══ SOURCE MATERIAL ══

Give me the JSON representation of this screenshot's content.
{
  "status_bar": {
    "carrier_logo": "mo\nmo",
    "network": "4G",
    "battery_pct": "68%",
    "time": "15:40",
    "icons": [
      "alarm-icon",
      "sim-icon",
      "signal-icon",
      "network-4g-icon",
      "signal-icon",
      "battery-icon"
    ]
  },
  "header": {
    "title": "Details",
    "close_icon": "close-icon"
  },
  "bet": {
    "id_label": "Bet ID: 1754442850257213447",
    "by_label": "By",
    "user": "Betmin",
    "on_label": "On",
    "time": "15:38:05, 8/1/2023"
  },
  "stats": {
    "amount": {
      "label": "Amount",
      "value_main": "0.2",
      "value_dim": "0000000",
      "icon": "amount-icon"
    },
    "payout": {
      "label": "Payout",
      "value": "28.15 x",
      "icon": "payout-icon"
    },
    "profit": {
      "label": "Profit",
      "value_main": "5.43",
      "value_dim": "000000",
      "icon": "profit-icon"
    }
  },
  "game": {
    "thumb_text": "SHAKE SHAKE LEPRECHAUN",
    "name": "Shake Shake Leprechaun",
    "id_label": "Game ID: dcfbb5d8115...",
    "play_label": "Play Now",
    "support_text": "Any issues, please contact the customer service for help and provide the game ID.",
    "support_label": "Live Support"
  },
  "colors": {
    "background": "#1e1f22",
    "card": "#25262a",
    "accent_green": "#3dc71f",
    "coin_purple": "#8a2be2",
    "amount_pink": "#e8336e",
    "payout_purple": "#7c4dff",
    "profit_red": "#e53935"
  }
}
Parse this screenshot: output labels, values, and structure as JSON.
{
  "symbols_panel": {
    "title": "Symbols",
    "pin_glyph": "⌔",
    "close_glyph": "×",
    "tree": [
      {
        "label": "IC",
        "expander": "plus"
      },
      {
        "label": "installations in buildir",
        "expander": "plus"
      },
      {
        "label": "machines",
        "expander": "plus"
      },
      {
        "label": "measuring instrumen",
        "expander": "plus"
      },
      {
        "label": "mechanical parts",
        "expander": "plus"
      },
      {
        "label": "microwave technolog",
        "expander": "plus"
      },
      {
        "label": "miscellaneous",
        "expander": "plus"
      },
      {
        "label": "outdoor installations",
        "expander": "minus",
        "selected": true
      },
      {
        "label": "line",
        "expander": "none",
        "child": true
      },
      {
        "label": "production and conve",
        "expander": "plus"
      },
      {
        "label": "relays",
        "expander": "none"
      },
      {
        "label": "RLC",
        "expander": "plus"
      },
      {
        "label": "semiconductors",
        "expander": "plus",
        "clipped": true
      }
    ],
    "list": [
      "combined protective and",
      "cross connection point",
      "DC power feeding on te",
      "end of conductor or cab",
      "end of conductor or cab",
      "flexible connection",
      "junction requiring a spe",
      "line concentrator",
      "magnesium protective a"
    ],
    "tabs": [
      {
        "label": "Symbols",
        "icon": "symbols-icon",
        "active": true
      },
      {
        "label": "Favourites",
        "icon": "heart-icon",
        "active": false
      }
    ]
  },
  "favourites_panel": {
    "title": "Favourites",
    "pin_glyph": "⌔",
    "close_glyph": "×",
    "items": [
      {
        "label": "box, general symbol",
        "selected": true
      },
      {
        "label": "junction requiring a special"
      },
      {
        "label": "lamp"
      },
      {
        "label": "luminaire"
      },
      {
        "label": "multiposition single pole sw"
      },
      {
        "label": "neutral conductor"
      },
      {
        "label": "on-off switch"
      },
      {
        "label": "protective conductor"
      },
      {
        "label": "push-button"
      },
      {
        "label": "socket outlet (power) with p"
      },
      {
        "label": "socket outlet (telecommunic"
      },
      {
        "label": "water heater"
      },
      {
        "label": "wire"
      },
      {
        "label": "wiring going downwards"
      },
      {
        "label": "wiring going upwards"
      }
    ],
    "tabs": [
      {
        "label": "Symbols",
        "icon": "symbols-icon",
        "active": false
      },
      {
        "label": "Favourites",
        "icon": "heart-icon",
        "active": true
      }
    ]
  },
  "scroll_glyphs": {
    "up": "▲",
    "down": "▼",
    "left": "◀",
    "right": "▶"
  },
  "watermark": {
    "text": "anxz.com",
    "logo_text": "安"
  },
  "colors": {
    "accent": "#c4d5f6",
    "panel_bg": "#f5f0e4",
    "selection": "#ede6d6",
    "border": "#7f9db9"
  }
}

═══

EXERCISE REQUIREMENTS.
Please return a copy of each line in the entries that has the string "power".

ANSWER AREA.
      "DC power feeding on te",
        "label": "socket outlet (power) with p"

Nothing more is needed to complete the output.